SUPPRESSION and thought that it would be cool to try to play something along those lines.  I had recorded Matt from THE CANCER KIDS and thought that he would be a good fit, so we asked him to play drums and that was that.  The band quickly evolved from being anything too similar to SUPPRESSION though and basically became us trying to push our musical boundaries while remaining essentially a grind band.  There was a funny shared moment of realization though when we recorded the music for the 1st 7" and we were all convinced that we had created something that was really out there, and then when listening back to it, it sounded surprisingly straight-forward.  Sure maybe some of the riffs were based around noise, or the like, but overall musically it wasn't really as diverse or weird as it felt when we wrote it.  From there I really tried to push the boundaries even further, and to make it sound more experimental.  I had been listening to a lot of the John Zorn grindy stuff (NAKED CITY / PAINKILLER), and a lot of prog rock (YES, KING CRIMSON, GENTLE GIANT, etc), along with shit like THE MELVINS, etc, and just other weird shit, so my revised vision of pushing boundaries became to take what I found to be interesting and inspiring about that music and to work it into a punk/grind context.  I was also trying to pull even from the world of JOAN OF ARC, who's album THE GAP I think is an amazing piece of work and is somehow jarring and weird, but at the same time extremely musical, relatable, and just a fucking awesome record that can work and be interesting on all of these multiple levels.  BFOT was the only band I've ever been in where I would try to map out song structures in my head and on paper conceptually without a guitar in my hand.  To me the 3rd 7" is where we really hit our stride and were able to pull all of these ideas off to the best of our ability.  I'm not sure that every sonic experiment we made was as successful as you make it sound (thanks though!), but I do think that we created something fairly unique.  I'm honestly surprised when people bring it up to me that they are into it, because I don't really know where in the world it fits in, if that makes any sense, and I guess I kind of assume that everyone has forgotten about it?  Maybe not though!?

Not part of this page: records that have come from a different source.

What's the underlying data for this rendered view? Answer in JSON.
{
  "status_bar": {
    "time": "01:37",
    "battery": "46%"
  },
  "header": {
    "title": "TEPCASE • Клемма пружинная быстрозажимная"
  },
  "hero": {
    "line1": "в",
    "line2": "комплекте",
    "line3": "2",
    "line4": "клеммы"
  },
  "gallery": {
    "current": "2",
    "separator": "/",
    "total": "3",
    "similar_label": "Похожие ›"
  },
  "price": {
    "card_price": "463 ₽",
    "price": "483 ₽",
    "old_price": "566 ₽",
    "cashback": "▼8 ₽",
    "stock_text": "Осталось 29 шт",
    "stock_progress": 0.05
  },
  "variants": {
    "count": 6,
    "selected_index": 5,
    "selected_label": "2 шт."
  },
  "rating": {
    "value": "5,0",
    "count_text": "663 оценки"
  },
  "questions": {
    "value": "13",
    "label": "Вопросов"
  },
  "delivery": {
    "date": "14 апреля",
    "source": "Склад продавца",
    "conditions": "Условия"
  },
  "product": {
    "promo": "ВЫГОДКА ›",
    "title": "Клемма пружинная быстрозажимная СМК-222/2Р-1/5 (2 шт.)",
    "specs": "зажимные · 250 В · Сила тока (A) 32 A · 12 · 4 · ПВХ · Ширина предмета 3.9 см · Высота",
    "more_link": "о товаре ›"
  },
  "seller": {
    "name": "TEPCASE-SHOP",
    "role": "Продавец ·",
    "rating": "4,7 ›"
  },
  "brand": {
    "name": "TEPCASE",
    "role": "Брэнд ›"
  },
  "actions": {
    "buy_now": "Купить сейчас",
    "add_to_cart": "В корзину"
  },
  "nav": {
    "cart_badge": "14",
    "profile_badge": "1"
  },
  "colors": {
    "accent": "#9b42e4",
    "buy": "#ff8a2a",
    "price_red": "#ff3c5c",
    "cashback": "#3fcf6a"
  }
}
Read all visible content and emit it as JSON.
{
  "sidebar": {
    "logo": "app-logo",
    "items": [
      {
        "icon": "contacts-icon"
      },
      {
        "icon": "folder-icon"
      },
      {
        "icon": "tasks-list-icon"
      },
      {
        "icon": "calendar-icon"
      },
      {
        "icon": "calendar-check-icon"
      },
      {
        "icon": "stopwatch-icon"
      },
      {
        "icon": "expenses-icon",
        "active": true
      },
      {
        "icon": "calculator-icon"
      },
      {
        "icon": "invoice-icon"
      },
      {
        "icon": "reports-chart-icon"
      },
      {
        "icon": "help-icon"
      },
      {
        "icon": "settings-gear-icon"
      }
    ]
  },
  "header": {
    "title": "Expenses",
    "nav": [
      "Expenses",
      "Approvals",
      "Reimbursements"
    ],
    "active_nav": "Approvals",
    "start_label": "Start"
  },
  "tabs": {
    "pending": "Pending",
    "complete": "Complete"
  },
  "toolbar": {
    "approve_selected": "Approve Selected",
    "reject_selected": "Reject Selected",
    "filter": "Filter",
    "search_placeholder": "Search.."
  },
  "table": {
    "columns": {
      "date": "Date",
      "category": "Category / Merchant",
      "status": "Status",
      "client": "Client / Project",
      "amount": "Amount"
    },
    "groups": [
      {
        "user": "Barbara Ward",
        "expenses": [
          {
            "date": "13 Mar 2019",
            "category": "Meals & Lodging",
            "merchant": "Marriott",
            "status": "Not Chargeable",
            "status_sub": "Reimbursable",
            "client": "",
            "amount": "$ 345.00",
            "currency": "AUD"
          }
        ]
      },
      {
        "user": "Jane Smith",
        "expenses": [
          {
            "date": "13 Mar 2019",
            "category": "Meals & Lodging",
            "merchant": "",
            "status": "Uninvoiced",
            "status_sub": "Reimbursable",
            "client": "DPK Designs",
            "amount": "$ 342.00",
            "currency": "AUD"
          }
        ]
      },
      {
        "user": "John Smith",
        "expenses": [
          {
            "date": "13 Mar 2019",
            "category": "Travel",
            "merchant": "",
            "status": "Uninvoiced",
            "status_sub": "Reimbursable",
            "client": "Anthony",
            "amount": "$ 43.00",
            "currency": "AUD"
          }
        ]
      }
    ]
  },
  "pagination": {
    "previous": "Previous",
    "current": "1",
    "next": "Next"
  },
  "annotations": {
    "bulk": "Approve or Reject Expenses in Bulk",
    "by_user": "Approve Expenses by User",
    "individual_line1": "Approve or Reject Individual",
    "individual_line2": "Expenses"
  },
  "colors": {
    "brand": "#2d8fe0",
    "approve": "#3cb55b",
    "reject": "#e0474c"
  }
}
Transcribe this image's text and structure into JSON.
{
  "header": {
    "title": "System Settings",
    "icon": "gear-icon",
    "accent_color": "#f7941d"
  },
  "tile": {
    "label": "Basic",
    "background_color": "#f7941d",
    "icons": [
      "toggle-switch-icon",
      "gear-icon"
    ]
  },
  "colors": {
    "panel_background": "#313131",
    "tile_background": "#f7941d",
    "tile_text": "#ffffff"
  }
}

OPFM: You mentioned before that you used to live in Alabama.  Why did you move out East and make it a new home of sorts?

WILL: Since many of my own friends seem to think that I was born and raised in Alabama, before I accidentally perpetuate that concept I should perhaps mention that that is not the case.  I grew up outside of Boston and lived there until 8th grade when I moved to live with my father in rural California (2 hours or so north of L.A.).  I only lived in CA for two years and then my father, who was originally from Alabama, decided to move back there, and I lived with him outside of Birmingham for four years.  I came to Western Mass for college and I think ended up staying partially because it was the only place that felt like home at that point.  I didn't want to move back to Alabama, although I had had an overall good experience there, and I didn't really have any ties to Boston except my mother.  A lot of people in this area gravitate towards New York City, but I've just never had any interest in living there.  The more that I've stuck around the Amherst area though the more I feel connected to it and realize how ideal it is in many ways.  The music scene has really consistently grown and developed over the past ten or more years.  I think that in this area we're just isolated enough to feel like a small community and benefit from the close ties that that creates and cross-genre bonds that you don't find as often in larger cities.  At the same time, it's within easy striking distance of so many cities (Boston, Providence, Hartford, Albany, New York, Brattleboro, Burlington, and even Philly, Syracuse or Montreal).  So, while I might live surrounded by the woods there's only really as much isolation as you want there to be, which is great for me.